(Required work)
Lines of the data that contain the word "Club" are the ones to copy.

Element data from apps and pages
○ ○ ○

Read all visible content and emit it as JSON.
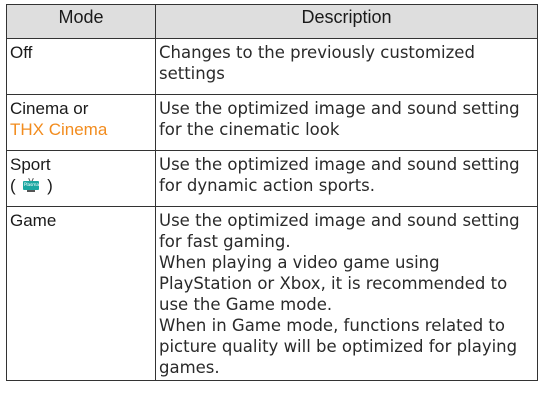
{
  "table": {
    "headers": {
      "mode": "Mode",
      "description": "Description"
    },
    "rows": [
      {
        "mode": "Off",
        "description": "Changes to the previously customized settings"
      },
      {
        "mode": "Cinema or",
        "mode_extra": "THX Cinema",
        "description": "Use the optimized image and sound setting for the cinematic look"
      },
      {
        "mode": "Sport",
        "mode_note_open": "(",
        "mode_note_icon": "Plasma",
        "mode_note_close": ")",
        "description": "Use the optimized image and sound setting for dynamic action sports."
      },
      {
        "mode": "Game",
        "description": [
          "Use the optimized image and sound setting for fast gaming.",
          "When playing a video game using PlayStation or Xbox, it is recommended to use the Game mode.",
          "When in Game mode, functions related to picture quality will be optimized for playing games."
        ]
      }
    ]
  },
  "colors": {
    "header_bg": "#dedede",
    "thx_accent": "#f28c1e",
    "plasma_icon": "#1aa7a1"
  },
  "icons": {
    "plasma": "plasma-tv-icon"
  }
}
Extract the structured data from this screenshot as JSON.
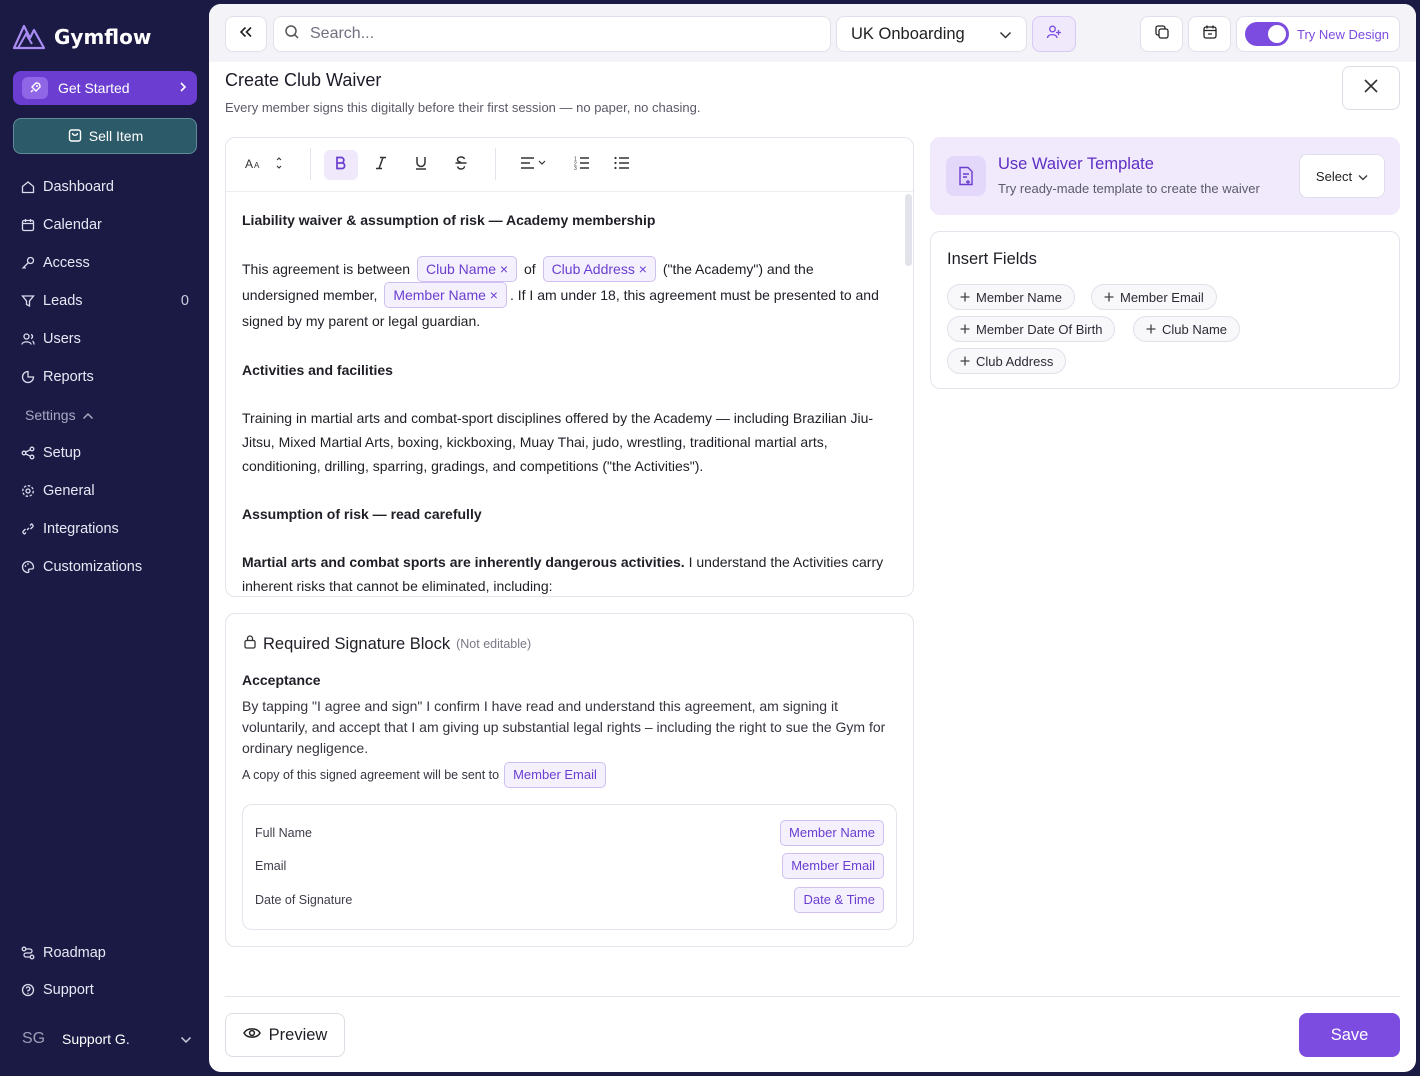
{
  "app": {
    "name": "Gymflow"
  },
  "sidebar": {
    "get_started": "Get Started",
    "sell_item": "Sell Item",
    "items": [
      {
        "label": "Dashboard",
        "icon": "home-icon"
      },
      {
        "label": "Calendar",
        "icon": "calendar-icon"
      },
      {
        "label": "Access",
        "icon": "key-icon"
      },
      {
        "label": "Leads",
        "icon": "filter-icon",
        "count": "0"
      },
      {
        "label": "Users",
        "icon": "users-icon"
      },
      {
        "label": "Reports",
        "icon": "chart-pie-icon"
      }
    ],
    "settings_label": "Settings",
    "settings_items": [
      {
        "label": "Setup",
        "icon": "setup-icon"
      },
      {
        "label": "General",
        "icon": "gear-icon"
      },
      {
        "label": "Integrations",
        "icon": "link-icon"
      },
      {
        "label": "Customizations",
        "icon": "palette-icon"
      }
    ],
    "bottom_items": [
      {
        "label": "Roadmap",
        "icon": "route-icon"
      },
      {
        "label": "Support",
        "icon": "help-icon"
      }
    ],
    "user": {
      "initials": "SG",
      "name": "Support G."
    }
  },
  "topbar": {
    "search_placeholder": "Search...",
    "location": "UK Onboarding",
    "try_new_design": "Try New Design",
    "toggle_on": true
  },
  "page": {
    "title": "Create Club Waiver",
    "subtitle": "Every member signs this digitally before their first session — no paper, no chasing."
  },
  "editor": {
    "heading": "Liability waiver & assumption of risk — Academy membership",
    "para1": {
      "t1": "This agreement is between",
      "chip1": "Club Name",
      "t2": "of",
      "chip2": "Club Address",
      "t3": "(\"the Academy\") and the undersigned member,",
      "chip3": "Member Name",
      "t4": ". If I am under 18, this agreement must be presented to and signed by my parent or legal guardian."
    },
    "heading2": "Activities and facilities",
    "para2": "Training in martial arts and combat-sport disciplines offered by the Academy — including Brazilian Jiu-Jitsu, Mixed Martial Arts, boxing, kickboxing, Muay Thai, judo, wrestling, traditional martial arts, conditioning, drilling, sparring, gradings, and competitions (\"the Activities\").",
    "heading3": "Assumption of risk — read carefully",
    "para3_bold": "Martial arts and combat sports are inherently dangerous activities.",
    "para3": " I understand the Activities carry inherent risks that cannot be eliminated, including:"
  },
  "signature": {
    "title": "Required Signature Block",
    "note": "(Not editable)",
    "acceptance": "Acceptance",
    "text": "By tapping \"I agree and sign\" I confirm I have read and understand this agreement, am signing it voluntarily, and accept that I am giving up substantial legal rights – including the right to sue the Gym for ordinary negligence.",
    "copy_text": "A copy of this signed agreement will be sent to",
    "copy_chip": "Member Email",
    "rows": [
      {
        "label": "Full Name",
        "value": "Member Name"
      },
      {
        "label": "Email",
        "value": "Member Email"
      },
      {
        "label": "Date of Signature",
        "value": "Date & Time"
      }
    ]
  },
  "template": {
    "title": "Use Waiver Template",
    "subtitle": "Try ready-made template to create the waiver",
    "select": "Select"
  },
  "insert_fields": {
    "title": "Insert Fields",
    "items": [
      "Member Name",
      "Member Email",
      "Member Date Of Birth",
      "Club Name",
      "Club Address"
    ]
  },
  "footer": {
    "preview": "Preview",
    "save": "Save"
  },
  "colors": {
    "accent": "#7c4ce0",
    "sidebar_bg": "#1a1a45",
    "sell_item_bg": "#2c5a68"
  }
}
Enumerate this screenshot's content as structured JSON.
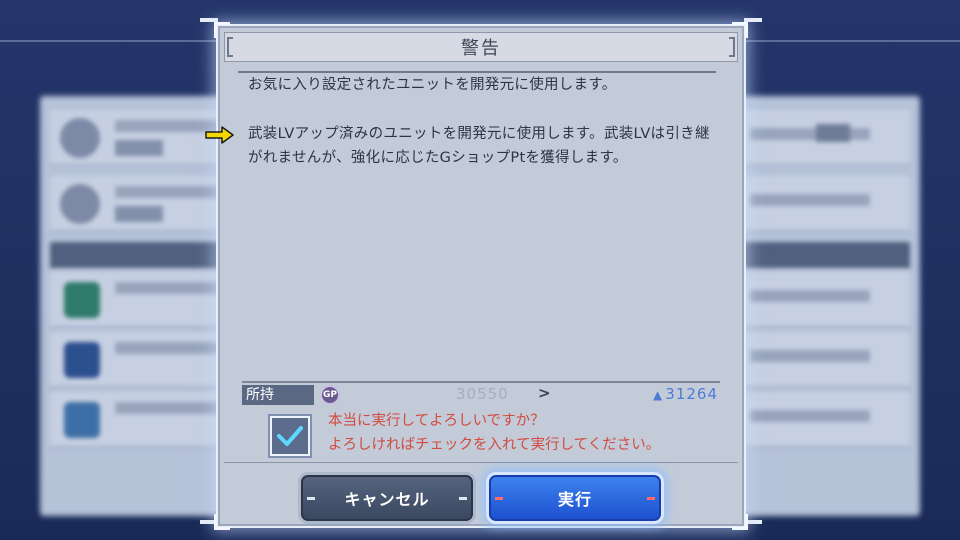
{
  "dialog": {
    "title": "警告",
    "message_line1": "お気に入り設定されたユニットを開発元に使用します。",
    "message_warning": "武装LVアップ済みのユニットを開発元に使用します。武装LVは引き継がれませんが、強化に応じたGショップPtを獲得します。",
    "owned": {
      "label": "所持",
      "currency_icon": "gp-coin-icon",
      "currency_glyph": "GP",
      "current_value": "30550",
      "arrow": ">",
      "up_glyph": "▲",
      "new_value": "31264"
    },
    "confirm": {
      "checked": true,
      "line1": "本当に実行してよろしいですか？",
      "line2": "よろしければチェックを入れて実行してください。"
    },
    "buttons": {
      "cancel": "キャンセル",
      "execute": "実行"
    }
  },
  "annotation": {
    "pointer_icon": "yellow-arrow-icon",
    "pointer_color": "#f5d800"
  },
  "colors": {
    "warning_text": "#d24b3e",
    "accent_blue": "#1c4fcf",
    "positive_value": "#4d7cd6"
  }
}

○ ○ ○

(Answer space)
    "title": "Create Club Waiver",
      "chip1": "Club Name",
      "chip2": "Club Address",
      "Club Name",
      "Club Address"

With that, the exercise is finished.